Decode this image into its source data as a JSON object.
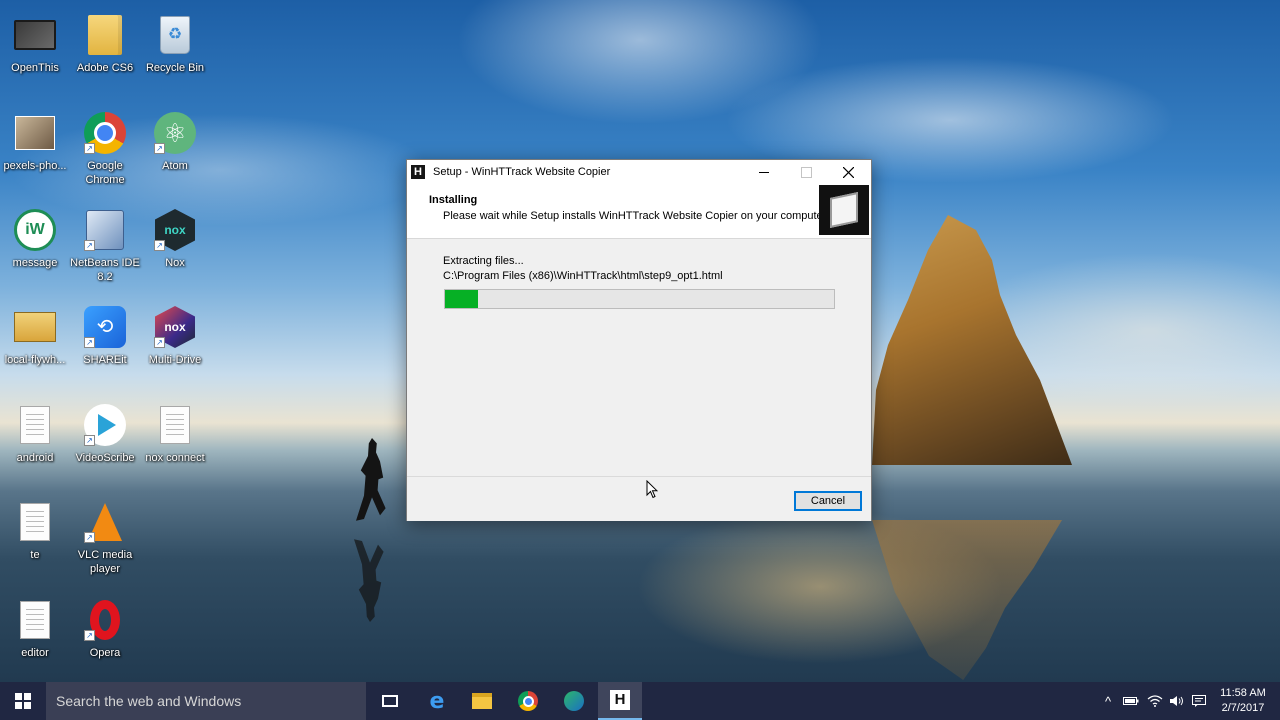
{
  "desktop_icons": [
    {
      "label": "OpenThis",
      "icon": "monitor-icon"
    },
    {
      "label": "Adobe CS6",
      "icon": "folder-icon"
    },
    {
      "label": "Recycle Bin",
      "icon": "recycle-bin-icon"
    },
    {
      "label": "pexels-pho...",
      "icon": "photo-icon"
    },
    {
      "label": "Google Chrome",
      "icon": "chrome-icon"
    },
    {
      "label": "Atom",
      "icon": "atom-icon"
    },
    {
      "label": "message",
      "icon": "iw-icon"
    },
    {
      "label": "NetBeans IDE 8.2",
      "icon": "netbeans-icon"
    },
    {
      "label": "Nox",
      "icon": "nox-icon"
    },
    {
      "label": "local-flywh...",
      "icon": "book-icon"
    },
    {
      "label": "SHAREit",
      "icon": "shareit-icon"
    },
    {
      "label": "Multi-Drive",
      "icon": "multi-drive-icon"
    },
    {
      "label": "android",
      "icon": "document-icon"
    },
    {
      "label": "VideoScribe",
      "icon": "videoscribe-icon"
    },
    {
      "label": "nox connect",
      "icon": "document-icon"
    },
    {
      "label": "te",
      "icon": "document-icon"
    },
    {
      "label": "VLC media player",
      "icon": "vlc-icon"
    },
    {
      "label": "editor",
      "icon": "document-icon"
    },
    {
      "label": "Opera",
      "icon": "opera-icon"
    }
  ],
  "dialog": {
    "title": "Setup - WinHTTrack Website Copier",
    "app_icon_letter": "H",
    "header_title": "Installing",
    "header_subtitle": "Please wait while Setup installs WinHTTrack Website Copier on your computer.",
    "status_label": "Extracting files...",
    "current_file": "C:\\Program Files (x86)\\WinHTTrack\\html\\step9_opt1.html",
    "progress_percent": 8.5,
    "cancel_label": "Cancel",
    "progress_color": "#06b025"
  },
  "taskbar": {
    "search_placeholder": "Search the web and Windows",
    "edge_letter": "e",
    "active_app_letter": "H",
    "pinned": [
      "task-view-icon",
      "edge-icon",
      "file-explorer-icon",
      "chrome-icon",
      "globe-icon",
      "winhttrack-icon"
    ],
    "tray_chevron": "^",
    "clock_time": "11:58 AM",
    "clock_date": "2/7/2017"
  },
  "colors": {
    "taskbar": "#121a36",
    "accent": "#0078d7"
  }
}
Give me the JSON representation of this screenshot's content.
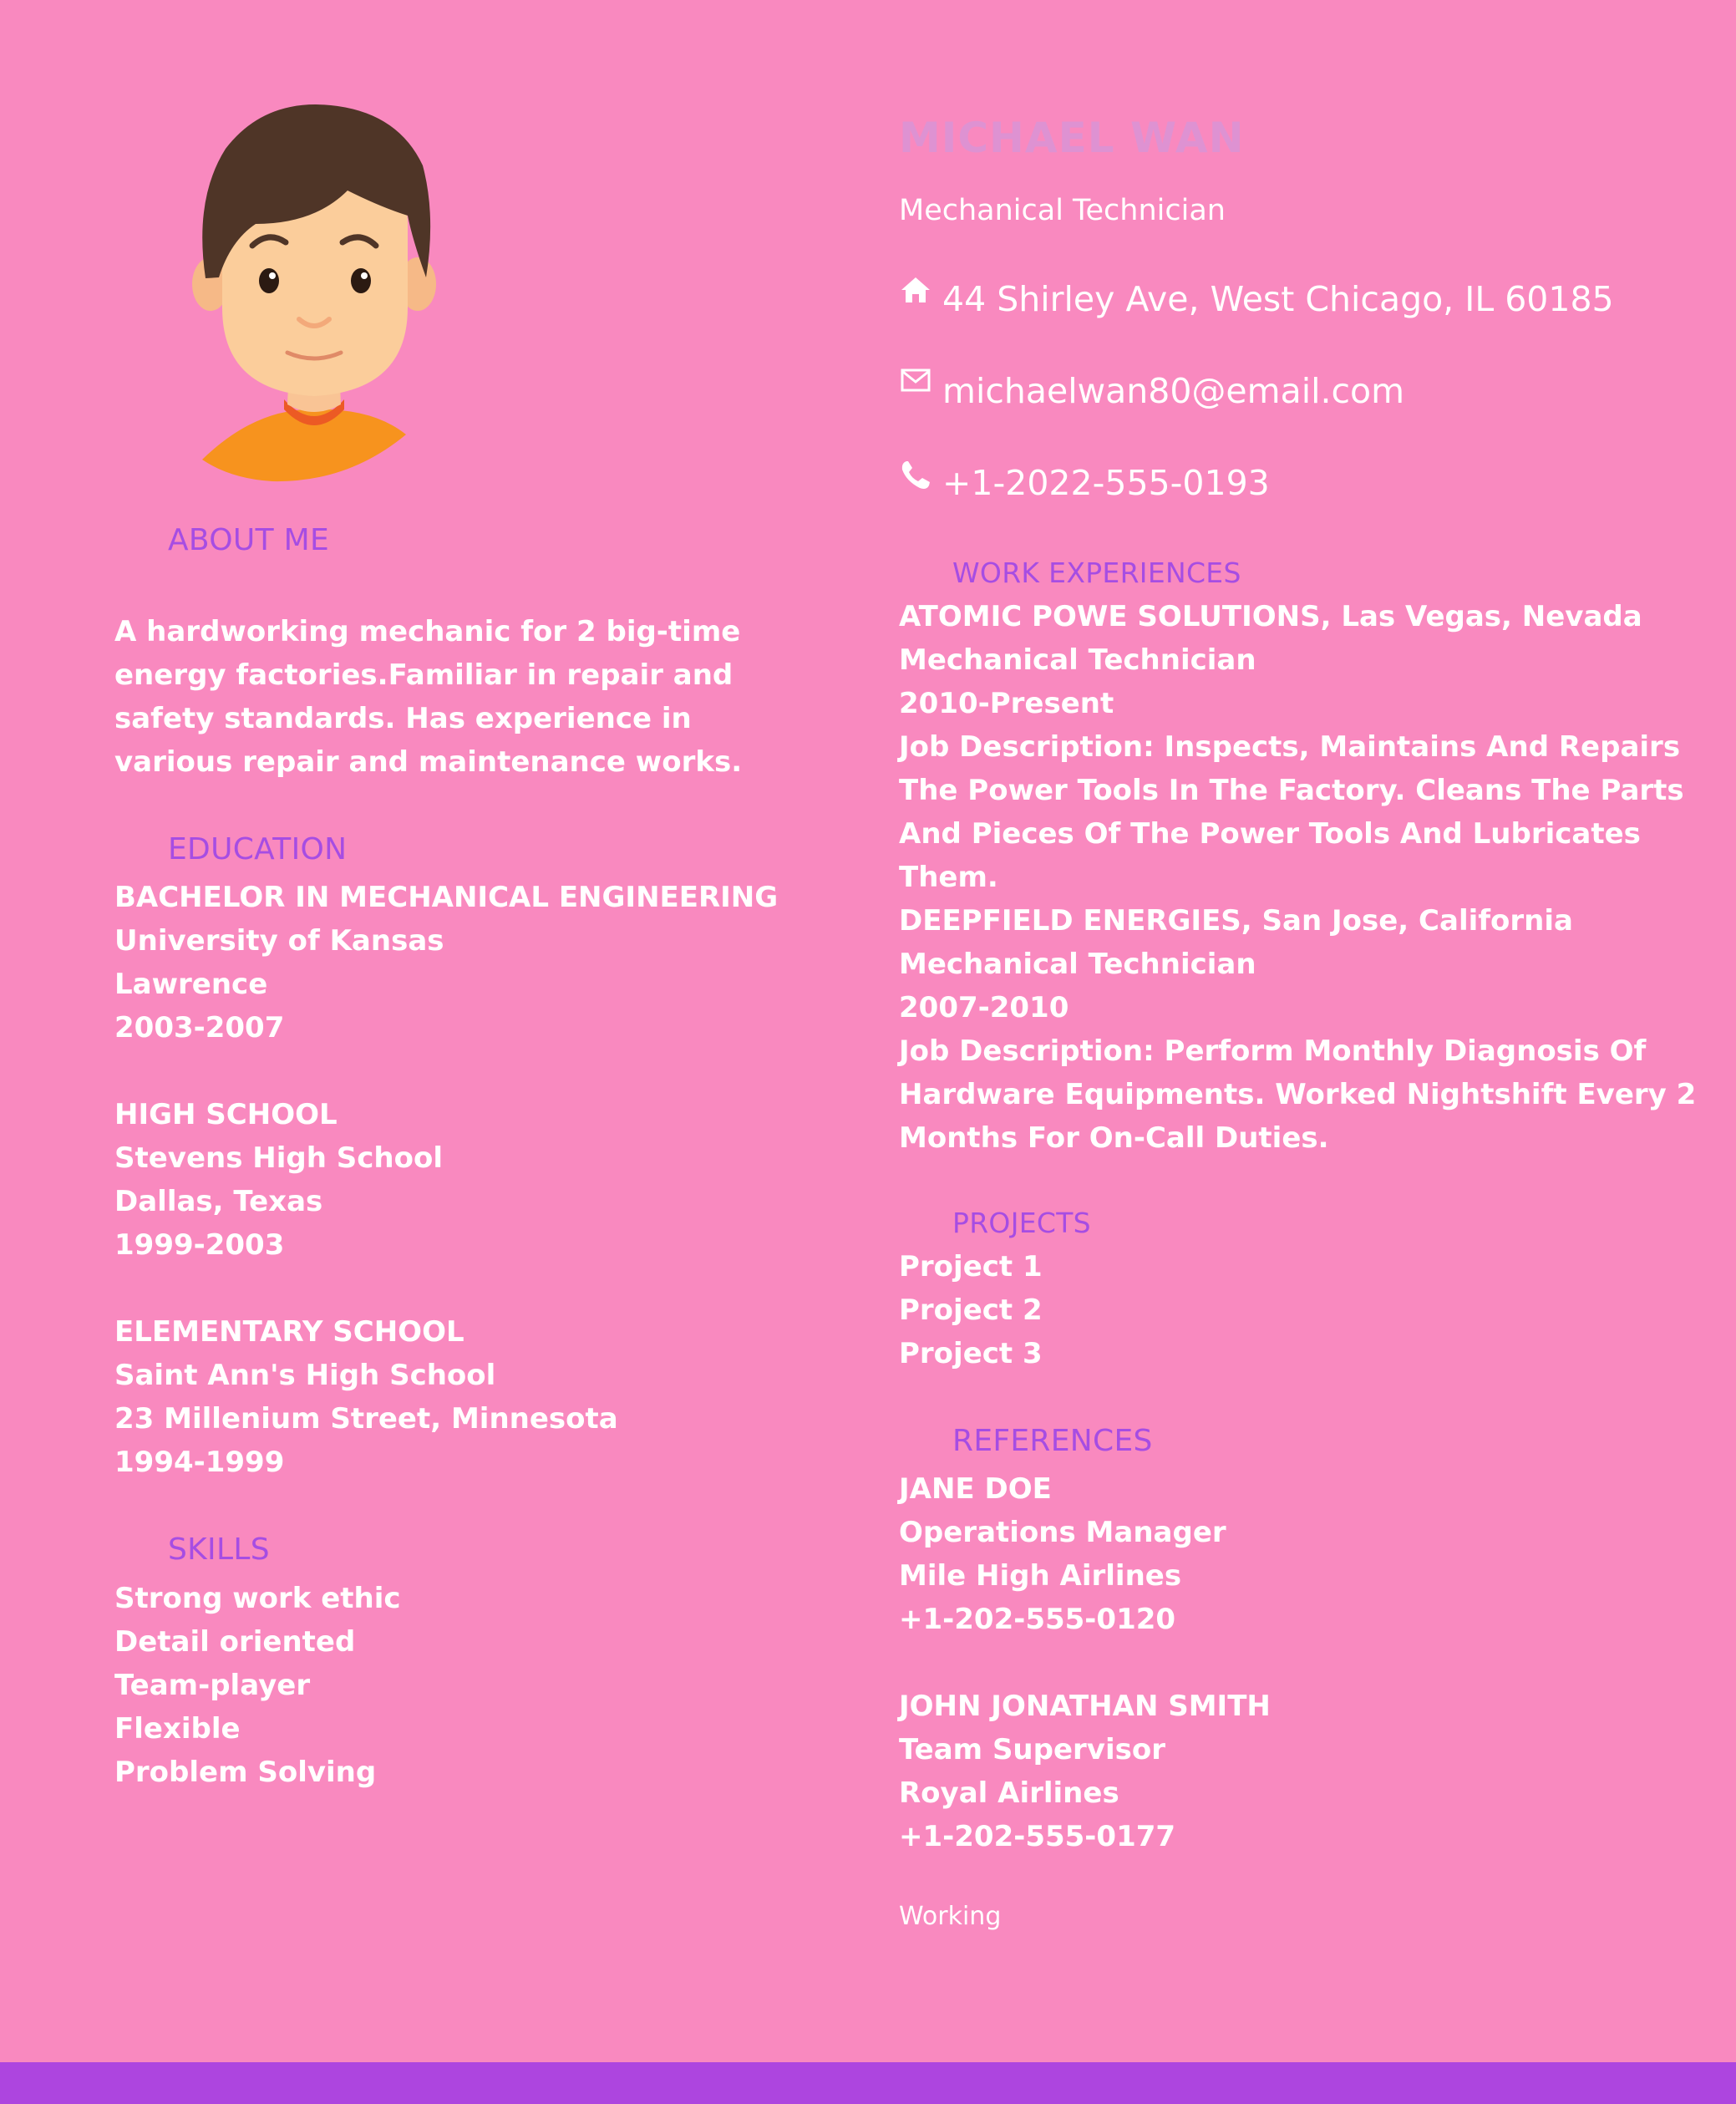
{
  "name": "MICHAEL WAN",
  "title": "Mechanical Technician",
  "contact": {
    "address": "44 Shirley Ave, West Chicago, IL 60185",
    "email": "michaelwan80@email.com",
    "phone": "+1-2022-555-0193",
    "address_icon": "home-icon",
    "email_icon": "envelope-icon",
    "phone_icon": "phone-icon"
  },
  "colors": {
    "background": "#f989bf",
    "accent": "#a64de3",
    "bottom_bar": "#ad45df",
    "text": "#ffffff"
  },
  "about": {
    "heading": "ABOUT ME",
    "text": "A hardworking mechanic for 2 big-time energy factories.Familiar in repair and safety standards. Has experience in various repair and maintenance works."
  },
  "education": {
    "heading": "EDUCATION",
    "entries": [
      {
        "degree": "BACHELOR IN MECHANICAL ENGINEERING",
        "school": "University of Kansas",
        "location": "Lawrence",
        "years": "2003-2007"
      },
      {
        "degree": "HIGH SCHOOL",
        "school": "Stevens High School",
        "location": "Dallas, Texas",
        "years": "1999-2003"
      },
      {
        "degree": "ELEMENTARY SCHOOL",
        "school": "Saint Ann's High School",
        "location": "23 Millenium Street, Minnesota",
        "years": "1994-1999"
      }
    ]
  },
  "skills": {
    "heading": "SKILLS",
    "items": [
      "Strong work ethic",
      "Detail oriented",
      "Team-player",
      "Flexible",
      "Problem Solving"
    ]
  },
  "work": {
    "heading": "WORK EXPERIENCES",
    "entries": [
      {
        "company": "ATOMIC POWE SOLUTIONS, Las Vegas, Nevada",
        "role": "Mechanical Technician",
        "years": "2010-Present",
        "description": "Job Description: Inspects, Maintains And Repairs The Power Tools In The Factory. Cleans The Parts And Pieces Of The Power Tools And Lubricates Them."
      },
      {
        "company": "DEEPFIELD ENERGIES, San Jose, California",
        "role": "Mechanical Technician",
        "years": "2007-2010",
        "description": "Job Description: Perform Monthly Diagnosis Of Hardware Equipments. Worked Nightshift Every 2 Months For On-Call Duties."
      }
    ]
  },
  "projects": {
    "heading": "PROJECTS",
    "items": [
      "Project 1",
      "Project 2",
      "Project 3"
    ]
  },
  "references": {
    "heading": "REFERENCES",
    "entries": [
      {
        "name": "JANE DOE",
        "position": "Operations Manager",
        "company": "Mile High Airlines",
        "phone": "+1-202-555-0120"
      },
      {
        "name": "JOHN JONATHAN SMITH",
        "position": "Team Supervisor",
        "company": "Royal Airlines",
        "phone": "+1-202-555-0177"
      }
    ]
  },
  "footer_note": "Working"
}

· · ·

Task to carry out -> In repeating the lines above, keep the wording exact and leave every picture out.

Result below ->
Decode this image into its source data as a JSON object.
{
  "desktop_icons": [
    {
      "label": "OpenThis",
      "icon": "monitor-icon"
    },
    {
      "label": "Adobe CS6",
      "icon": "folder-icon"
    },
    {
      "label": "Recycle Bin",
      "icon": "recycle-bin-icon"
    },
    {
      "label": "pexels-pho...",
      "icon": "photo-icon"
    },
    {
      "label": "Google Chrome",
      "icon": "chrome-icon"
    },
    {
      "label": "Atom",
      "icon": "atom-icon"
    },
    {
      "label": "message",
      "icon": "iw-icon"
    },
    {
      "label": "NetBeans IDE 8.2",
      "icon": "netbeans-icon"
    },
    {
      "label": "Nox",
      "icon": "nox-icon"
    },
    {
      "label": "local-flywh...",
      "icon": "book-icon"
    },
    {
      "label": "SHAREit",
      "icon": "shareit-icon"
    },
    {
      "label": "Multi-Drive",
      "icon": "multi-drive-icon"
    },
    {
      "label": "android",
      "icon": "document-icon"
    },
    {
      "label": "VideoScribe",
      "icon": "videoscribe-icon"
    },
    {
      "label": "nox connect",
      "icon": "document-icon"
    },
    {
      "label": "te",
      "icon": "document-icon"
    },
    {
      "label": "VLC media player",
      "icon": "vlc-icon"
    },
    {
      "label": "editor",
      "icon": "document-icon"
    },
    {
      "label": "Opera",
      "icon": "opera-icon"
    }
  ],
  "dialog": {
    "title": "Setup - WinHTTrack Website Copier",
    "app_icon_letter": "H",
    "header_title": "Installing",
    "header_subtitle": "Please wait while Setup installs WinHTTrack Website Copier on your computer.",
    "status_label": "Extracting files...",
    "current_file": "C:\\Program Files (x86)\\WinHTTrack\\html\\step9_opt1.html",
    "progress_percent": 8.5,
    "cancel_label": "Cancel",
    "progress_color": "#06b025"
  },
  "taskbar": {
    "search_placeholder": "Search the web and Windows",
    "edge_letter": "e",
    "active_app_letter": "H",
    "pinned": [
      "task-view-icon",
      "edge-icon",
      "file-explorer-icon",
      "chrome-icon",
      "globe-icon",
      "winhttrack-icon"
    ],
    "tray_chevron": "^",
    "clock_time": "11:58 AM",
    "clock_date": "2/7/2017"
  },
  "colors": {
    "taskbar": "#121a36",
    "accent": "#0078d7"
  }
}
Give me the JSON representation of this screenshot's content.
{
  "name": "MICHAEL WAN",
  "title": "Mechanical Technician",
  "contact": {
    "address": "44 Shirley Ave, West Chicago, IL 60185",
    "email": "michaelwan80@email.com",
    "phone": "+1-2022-555-0193",
    "address_icon": "home-icon",
    "email_icon": "envelope-icon",
    "phone_icon": "phone-icon"
  },
  "colors": {
    "background": "#f989bf",
    "accent": "#a64de3",
    "bottom_bar": "#ad45df",
    "text": "#ffffff"
  },
  "about": {
    "heading": "ABOUT ME",
    "text": "A hardworking mechanic for 2 big-time energy factories.Familiar in repair and safety standards. Has experience in various repair and maintenance works."
  },
  "education": {
    "heading": "EDUCATION",
    "entries": [
      {
        "degree": "BACHELOR IN MECHANICAL ENGINEERING",
        "school": "University of Kansas",
        "location": "Lawrence",
        "years": "2003-2007"
      },
      {
        "degree": "HIGH SCHOOL",
        "school": "Stevens High School",
        "location": "Dallas, Texas",
        "years": "1999-2003"
      },
      {
        "degree": "ELEMENTARY SCHOOL",
        "school": "Saint Ann's High School",
        "location": "23 Millenium Street, Minnesota",
        "years": "1994-1999"
      }
    ]
  },
  "skills": {
    "heading": "SKILLS",
    "items": [
      "Strong work ethic",
      "Detail oriented",
      "Team-player",
      "Flexible",
      "Problem Solving"
    ]
  },
  "work": {
    "heading": "WORK EXPERIENCES",
    "entries": [
      {
        "company": "ATOMIC POWE SOLUTIONS, Las Vegas, Nevada",
        "role": "Mechanical Technician",
        "years": "2010-Present",
        "description": "Job Description: Inspects, Maintains And Repairs The Power Tools In The Factory. Cleans The Parts And Pieces Of The Power Tools And Lubricates Them."
      },
      {
        "company": "DEEPFIELD ENERGIES, San Jose, California",
        "role": "Mechanical Technician",
        "years": "2007-2010",
        "description": "Job Description: Perform Monthly Diagnosis Of Hardware Equipments. Worked Nightshift Every 2 Months For On-Call Duties."
      }
    ]
  },
  "projects": {
    "heading": "PROJECTS",
    "items": [
      "Project 1",
      "Project 2",
      "Project 3"
    ]
  },
  "references": {
    "heading": "REFERENCES",
    "entries": [
      {
        "name": "JANE DOE",
        "position": "Operations Manager",
        "company": "Mile High Airlines",
        "phone": "+1-202-555-0120"
      },
      {
        "name": "JOHN JONATHAN SMITH",
        "position": "Team Supervisor",
        "company": "Royal Airlines",
        "phone": "+1-202-555-0177"
      }
    ]
  },
  "footer_note": "Working"
}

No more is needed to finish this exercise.